“I’m on my mobile from morning till night.”
Levin P.* will soon turn 18. He spends several hours a day on his smartphone or game console. And he admitsthat he’s an online addict and struggles with his media consumption almost daily.
On average, how many hours a day do you spend on electronic media?
Taking an average across the whole week, including school hours, I’d say about five to six hours a day. A little less during the week, but considerably more at weekends and during the holidays.
Do think that’s too much?
Yes. I really started thinking about how much time I was spending online two years ago when my grades got a lot worse. I used to be a good student. But my media consumption increasingly cut into the time I was spending on homework and revising. Working at the last minute and during the night, I managed to maintain a sufficient average to pass, but I was completely exhausted afterwards. But the next term it was the same story. Too much time online, too little schoolwork.
You describe yourself as an online addict.
Yes, I find it really hard to meet friends in my spare time or even just to go out.
But you still can’t reduce your media consumption. What would you rather do instead?
I used to do a lot of sport, especially football and tennis, but I’ve neglected them recently. For the last few months, I’ve at least started going to the gym and football training now and again. It does me good, and I hope I’ll get back on track soon.
That doesn’t sound very convincing. How confident are you that you’ll succeed?
There are times when I’m more confident than others. There are still too many days when I sit from morning to night staring at my smartphone or game console.. Even I find it annoying, and yet it happens regularly.
What’s so fascinating about gaming that you devote whole days to it?
I believe that psychologists are involved in the programming of many computer games. When I win, I’m euphoric and I want to experience the same feeling next time I play. When I lose, I get annoyed and keep playing until I win again. And with some games, you automatically go back to the start when a game ends – so you can continue endlessly if you don’t have the discipline to stop.

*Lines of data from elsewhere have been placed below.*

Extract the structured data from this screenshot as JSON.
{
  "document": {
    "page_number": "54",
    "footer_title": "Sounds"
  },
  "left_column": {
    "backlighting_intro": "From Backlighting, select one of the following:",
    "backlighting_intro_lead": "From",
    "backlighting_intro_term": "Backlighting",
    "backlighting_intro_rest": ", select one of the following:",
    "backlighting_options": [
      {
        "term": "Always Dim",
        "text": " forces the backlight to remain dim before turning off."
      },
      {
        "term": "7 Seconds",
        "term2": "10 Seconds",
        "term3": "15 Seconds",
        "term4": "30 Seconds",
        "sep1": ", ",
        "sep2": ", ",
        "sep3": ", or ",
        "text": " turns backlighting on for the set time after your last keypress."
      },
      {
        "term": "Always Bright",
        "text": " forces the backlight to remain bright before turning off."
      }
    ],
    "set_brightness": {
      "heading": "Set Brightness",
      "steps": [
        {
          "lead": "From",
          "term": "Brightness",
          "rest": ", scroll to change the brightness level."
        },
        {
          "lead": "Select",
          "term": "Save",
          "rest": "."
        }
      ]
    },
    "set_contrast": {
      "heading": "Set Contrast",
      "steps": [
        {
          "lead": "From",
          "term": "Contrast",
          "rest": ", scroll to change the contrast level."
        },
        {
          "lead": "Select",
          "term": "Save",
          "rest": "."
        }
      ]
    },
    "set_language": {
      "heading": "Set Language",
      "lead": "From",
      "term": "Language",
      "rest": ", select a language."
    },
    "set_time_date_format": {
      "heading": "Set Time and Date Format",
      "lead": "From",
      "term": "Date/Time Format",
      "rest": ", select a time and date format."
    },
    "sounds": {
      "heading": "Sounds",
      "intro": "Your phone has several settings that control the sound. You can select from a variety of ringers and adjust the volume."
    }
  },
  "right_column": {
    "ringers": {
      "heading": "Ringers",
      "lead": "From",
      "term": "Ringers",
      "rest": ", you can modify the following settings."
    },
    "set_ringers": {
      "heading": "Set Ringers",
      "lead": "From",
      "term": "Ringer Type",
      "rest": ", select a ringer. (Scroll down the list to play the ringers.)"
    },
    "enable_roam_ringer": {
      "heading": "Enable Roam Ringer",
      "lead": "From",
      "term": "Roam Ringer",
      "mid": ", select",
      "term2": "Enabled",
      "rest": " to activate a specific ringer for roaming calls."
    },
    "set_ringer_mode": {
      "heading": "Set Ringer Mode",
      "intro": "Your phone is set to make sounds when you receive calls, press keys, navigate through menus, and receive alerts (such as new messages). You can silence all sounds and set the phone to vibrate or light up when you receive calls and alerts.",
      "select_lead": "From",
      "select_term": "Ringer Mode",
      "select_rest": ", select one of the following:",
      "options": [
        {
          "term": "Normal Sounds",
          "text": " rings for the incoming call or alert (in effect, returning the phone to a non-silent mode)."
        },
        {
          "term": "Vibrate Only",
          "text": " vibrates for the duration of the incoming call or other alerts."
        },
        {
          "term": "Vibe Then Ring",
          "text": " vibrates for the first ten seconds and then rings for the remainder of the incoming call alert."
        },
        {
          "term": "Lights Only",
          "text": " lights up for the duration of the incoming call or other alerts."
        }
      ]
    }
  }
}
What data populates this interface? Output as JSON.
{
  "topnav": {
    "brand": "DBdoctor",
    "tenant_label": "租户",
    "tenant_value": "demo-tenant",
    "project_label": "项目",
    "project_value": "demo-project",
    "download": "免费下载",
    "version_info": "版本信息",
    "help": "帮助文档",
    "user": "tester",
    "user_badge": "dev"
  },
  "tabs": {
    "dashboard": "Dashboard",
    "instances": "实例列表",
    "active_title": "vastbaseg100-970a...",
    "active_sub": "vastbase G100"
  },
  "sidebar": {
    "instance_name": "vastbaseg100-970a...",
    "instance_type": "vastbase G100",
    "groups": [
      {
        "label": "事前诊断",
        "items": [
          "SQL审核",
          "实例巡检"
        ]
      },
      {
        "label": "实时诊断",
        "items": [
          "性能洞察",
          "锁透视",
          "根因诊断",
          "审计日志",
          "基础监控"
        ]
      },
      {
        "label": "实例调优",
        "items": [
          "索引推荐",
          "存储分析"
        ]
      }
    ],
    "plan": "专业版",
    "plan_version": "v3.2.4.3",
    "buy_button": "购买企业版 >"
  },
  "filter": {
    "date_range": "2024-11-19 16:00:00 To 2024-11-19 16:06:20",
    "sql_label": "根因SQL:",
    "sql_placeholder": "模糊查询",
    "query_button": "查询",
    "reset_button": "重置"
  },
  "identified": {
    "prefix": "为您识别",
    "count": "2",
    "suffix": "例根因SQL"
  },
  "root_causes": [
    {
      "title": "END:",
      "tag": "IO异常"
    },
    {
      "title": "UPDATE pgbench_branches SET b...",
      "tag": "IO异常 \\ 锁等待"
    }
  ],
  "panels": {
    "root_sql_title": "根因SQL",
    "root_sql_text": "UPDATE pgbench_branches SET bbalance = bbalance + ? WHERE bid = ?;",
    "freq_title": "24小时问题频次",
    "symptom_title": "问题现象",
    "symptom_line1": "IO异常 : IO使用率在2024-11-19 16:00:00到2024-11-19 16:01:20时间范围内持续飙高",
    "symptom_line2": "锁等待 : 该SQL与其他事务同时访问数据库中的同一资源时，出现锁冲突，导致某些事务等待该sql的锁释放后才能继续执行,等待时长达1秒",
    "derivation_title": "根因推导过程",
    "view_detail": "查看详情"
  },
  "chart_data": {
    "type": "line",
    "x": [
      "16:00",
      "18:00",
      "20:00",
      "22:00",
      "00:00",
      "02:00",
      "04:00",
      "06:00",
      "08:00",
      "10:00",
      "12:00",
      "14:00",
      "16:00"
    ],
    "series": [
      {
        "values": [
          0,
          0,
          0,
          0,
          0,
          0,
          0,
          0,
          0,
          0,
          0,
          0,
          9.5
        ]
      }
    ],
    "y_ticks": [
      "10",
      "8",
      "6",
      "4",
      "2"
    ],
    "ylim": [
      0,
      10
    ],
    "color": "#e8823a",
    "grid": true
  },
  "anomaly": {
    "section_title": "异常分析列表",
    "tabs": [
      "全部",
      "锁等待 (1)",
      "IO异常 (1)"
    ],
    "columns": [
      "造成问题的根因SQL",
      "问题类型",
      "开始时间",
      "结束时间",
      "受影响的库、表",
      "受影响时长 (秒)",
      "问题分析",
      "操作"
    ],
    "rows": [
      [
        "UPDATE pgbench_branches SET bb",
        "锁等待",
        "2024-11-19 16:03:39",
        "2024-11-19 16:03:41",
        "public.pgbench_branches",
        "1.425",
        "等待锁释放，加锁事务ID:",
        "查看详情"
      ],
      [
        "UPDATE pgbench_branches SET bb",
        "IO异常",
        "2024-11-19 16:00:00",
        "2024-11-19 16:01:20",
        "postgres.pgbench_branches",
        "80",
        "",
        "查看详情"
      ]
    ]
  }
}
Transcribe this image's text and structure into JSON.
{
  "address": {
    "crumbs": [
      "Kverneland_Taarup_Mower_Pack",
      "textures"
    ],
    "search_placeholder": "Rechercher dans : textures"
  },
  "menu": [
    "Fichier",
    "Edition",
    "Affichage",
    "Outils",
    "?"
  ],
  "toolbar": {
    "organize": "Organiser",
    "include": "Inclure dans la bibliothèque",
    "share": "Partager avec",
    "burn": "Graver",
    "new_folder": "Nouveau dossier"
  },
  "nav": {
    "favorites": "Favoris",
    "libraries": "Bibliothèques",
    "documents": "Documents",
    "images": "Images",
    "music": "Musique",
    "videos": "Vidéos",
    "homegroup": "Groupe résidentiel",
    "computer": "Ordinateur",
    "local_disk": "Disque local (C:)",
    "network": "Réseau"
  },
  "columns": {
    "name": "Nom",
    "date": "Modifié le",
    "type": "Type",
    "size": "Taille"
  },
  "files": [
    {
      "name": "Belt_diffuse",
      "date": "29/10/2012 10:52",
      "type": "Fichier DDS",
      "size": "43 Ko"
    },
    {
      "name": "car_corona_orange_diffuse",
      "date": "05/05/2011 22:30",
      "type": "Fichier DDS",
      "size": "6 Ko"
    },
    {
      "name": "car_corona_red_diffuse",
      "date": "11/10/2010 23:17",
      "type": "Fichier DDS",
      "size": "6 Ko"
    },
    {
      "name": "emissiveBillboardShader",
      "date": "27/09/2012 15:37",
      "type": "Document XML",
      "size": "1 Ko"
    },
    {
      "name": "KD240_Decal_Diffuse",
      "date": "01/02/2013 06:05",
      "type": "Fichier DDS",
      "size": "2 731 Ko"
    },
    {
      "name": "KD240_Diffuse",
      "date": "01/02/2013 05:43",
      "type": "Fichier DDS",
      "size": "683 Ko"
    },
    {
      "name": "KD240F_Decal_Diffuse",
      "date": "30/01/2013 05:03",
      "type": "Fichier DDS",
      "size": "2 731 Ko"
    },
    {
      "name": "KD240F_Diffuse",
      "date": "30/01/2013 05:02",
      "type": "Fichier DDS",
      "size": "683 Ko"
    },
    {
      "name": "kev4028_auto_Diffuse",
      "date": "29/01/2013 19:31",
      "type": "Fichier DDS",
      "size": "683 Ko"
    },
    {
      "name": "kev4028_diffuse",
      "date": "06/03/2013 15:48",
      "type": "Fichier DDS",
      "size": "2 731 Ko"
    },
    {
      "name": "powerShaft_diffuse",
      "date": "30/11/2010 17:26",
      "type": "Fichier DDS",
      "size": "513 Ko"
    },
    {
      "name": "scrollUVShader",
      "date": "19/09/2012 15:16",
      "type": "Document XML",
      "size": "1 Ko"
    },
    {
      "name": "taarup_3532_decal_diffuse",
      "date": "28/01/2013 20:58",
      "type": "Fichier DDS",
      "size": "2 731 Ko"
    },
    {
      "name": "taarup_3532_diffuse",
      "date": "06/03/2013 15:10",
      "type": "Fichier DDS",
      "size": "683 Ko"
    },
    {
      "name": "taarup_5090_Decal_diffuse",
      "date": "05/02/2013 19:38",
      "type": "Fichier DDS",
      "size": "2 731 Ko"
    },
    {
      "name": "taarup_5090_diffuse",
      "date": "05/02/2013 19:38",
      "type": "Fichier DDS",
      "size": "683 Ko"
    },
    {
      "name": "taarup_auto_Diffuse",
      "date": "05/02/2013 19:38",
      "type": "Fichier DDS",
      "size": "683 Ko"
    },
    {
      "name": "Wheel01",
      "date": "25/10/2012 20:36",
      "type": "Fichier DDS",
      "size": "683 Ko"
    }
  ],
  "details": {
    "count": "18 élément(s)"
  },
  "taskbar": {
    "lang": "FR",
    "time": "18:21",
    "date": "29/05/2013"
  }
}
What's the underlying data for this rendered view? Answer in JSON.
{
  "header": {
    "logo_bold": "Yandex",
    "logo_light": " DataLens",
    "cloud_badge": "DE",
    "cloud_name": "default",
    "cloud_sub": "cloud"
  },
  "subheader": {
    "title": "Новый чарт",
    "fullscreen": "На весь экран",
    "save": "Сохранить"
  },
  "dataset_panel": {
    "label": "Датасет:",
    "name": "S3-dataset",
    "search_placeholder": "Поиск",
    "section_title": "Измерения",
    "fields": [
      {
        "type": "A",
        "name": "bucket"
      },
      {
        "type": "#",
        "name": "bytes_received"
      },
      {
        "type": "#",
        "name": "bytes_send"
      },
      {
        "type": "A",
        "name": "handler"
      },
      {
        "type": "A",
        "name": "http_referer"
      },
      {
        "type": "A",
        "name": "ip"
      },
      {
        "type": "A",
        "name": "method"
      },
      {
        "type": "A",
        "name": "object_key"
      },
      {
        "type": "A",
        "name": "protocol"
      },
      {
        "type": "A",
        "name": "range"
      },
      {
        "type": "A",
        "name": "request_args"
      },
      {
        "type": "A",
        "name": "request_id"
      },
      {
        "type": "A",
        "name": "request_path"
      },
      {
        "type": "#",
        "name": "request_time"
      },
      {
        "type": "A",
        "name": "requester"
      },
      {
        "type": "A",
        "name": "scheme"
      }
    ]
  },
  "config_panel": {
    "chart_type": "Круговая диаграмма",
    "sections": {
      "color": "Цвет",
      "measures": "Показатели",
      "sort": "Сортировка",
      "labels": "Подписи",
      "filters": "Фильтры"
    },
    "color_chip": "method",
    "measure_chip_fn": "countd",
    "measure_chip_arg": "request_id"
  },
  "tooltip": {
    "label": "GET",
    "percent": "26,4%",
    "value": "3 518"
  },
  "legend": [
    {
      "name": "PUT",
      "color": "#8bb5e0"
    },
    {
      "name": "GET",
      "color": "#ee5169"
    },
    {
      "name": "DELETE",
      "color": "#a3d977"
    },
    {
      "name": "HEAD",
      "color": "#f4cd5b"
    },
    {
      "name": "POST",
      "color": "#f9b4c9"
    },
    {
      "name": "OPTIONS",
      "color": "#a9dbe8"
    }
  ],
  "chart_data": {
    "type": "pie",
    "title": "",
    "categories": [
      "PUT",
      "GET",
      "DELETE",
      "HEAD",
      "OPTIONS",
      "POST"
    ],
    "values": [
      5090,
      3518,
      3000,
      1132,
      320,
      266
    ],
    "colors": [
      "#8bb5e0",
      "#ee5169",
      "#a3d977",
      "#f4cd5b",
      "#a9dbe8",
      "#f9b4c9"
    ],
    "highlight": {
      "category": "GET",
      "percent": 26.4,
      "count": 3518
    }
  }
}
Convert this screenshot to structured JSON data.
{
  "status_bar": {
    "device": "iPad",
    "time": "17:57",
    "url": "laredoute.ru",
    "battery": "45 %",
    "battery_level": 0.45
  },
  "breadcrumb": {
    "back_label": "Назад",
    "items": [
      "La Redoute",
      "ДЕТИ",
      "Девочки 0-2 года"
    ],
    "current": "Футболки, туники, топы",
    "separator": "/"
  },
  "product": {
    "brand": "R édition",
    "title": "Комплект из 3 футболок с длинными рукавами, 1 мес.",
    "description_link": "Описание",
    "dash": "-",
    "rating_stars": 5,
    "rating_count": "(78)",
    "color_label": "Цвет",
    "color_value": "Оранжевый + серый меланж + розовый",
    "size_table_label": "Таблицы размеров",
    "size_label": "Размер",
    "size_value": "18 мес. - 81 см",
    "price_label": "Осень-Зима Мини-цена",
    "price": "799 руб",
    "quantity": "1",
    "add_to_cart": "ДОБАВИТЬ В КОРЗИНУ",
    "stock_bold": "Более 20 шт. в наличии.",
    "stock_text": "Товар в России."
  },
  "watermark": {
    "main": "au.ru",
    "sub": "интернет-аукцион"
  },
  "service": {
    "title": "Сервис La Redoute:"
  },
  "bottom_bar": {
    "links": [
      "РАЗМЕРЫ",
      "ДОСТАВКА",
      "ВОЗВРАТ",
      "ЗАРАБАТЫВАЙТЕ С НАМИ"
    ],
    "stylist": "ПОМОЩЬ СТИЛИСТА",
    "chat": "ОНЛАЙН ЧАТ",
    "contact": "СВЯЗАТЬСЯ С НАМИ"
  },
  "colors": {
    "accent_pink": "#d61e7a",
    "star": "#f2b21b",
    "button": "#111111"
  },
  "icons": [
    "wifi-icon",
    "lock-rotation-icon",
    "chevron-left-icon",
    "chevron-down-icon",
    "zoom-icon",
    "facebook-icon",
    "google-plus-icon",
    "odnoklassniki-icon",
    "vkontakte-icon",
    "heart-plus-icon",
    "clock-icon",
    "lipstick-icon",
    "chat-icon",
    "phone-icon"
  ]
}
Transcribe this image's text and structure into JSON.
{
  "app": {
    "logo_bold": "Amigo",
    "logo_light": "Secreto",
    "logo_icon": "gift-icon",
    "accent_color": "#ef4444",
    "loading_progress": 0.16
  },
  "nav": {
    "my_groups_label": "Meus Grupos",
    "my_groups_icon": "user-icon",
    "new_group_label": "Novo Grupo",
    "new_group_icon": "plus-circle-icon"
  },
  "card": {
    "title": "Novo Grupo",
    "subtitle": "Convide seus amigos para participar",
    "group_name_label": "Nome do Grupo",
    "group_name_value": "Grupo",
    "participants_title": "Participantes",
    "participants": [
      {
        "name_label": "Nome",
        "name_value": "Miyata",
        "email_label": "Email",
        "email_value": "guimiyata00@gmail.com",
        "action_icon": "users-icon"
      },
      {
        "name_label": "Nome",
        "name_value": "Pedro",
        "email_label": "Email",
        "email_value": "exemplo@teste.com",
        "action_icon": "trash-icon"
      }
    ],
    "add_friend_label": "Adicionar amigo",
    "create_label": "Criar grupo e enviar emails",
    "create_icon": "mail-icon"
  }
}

And you lack the gumption to stop?
When you’re in the moment, it doesn’t feel like that. It’s just fun to keep on playing. By the time I realise I maybe should have stopped earlier, it’s already evening.
After the coronavirus break, we should soon be getting back to regular school routine. What’s your plan?
I’ve made it my goal to finish school with a matura in a year’s time. It’s up to me to work and revise hard so I can succeed. I know that I’ll have to reduce by media consumption considerably.
And if you don’t manage it?
I’ll quickly look for professional help, because I don’t want to have to repeat the year or drop out. I’ve discussed this with my parents as well. Naturally they’re happy to support me.
(*) Name changed by the editor
Levin’s descriptions sound honest and authentic to psychologist and psychotherapist Franz Eidenbenz. As head of treatment at the Radix centre for gambling addiction in Zurich, he has a great deal of experience in addiction relating to new media. And the trend is rising. He’s critical of Levin’s self-help plan. It depends on how long the problem has been ongoing. “If an online addiction has already developed, which means the addiction has had negative consequences for over a year, such as neglecting leisure activities or a decline in school performance, it’s hard to just give up.” Those affected often believe for too long that they can get back on track, even if they’ve long since lost control. Most don’t usually succeed without professional help.
“Online addition is curable”
According to Eidenbenz, family and friends play an essential role in recovering from addiction. Those closest to the addict often notice the problem first and recognise the need for action. Decisive steps can be taken together. “For example, a young person is most likely to overcome addition if their parents express their concern and the family works together in getting help.” Even if it may not appear so at first glance, those affected by addition do care what their friends and family think.
Franz Eidenbenz formulates the basic rule as follows: “If a person’s online consumption doesn’t return to normal within six months, it’s a good idea to get professional help”. Although it’s only the young person and their parents themselves who can make the changes, good professional help can help them get to grips with the problem. The experiences of Franz Eidenbenz and research findings clearly show: “Online addiction is curable.”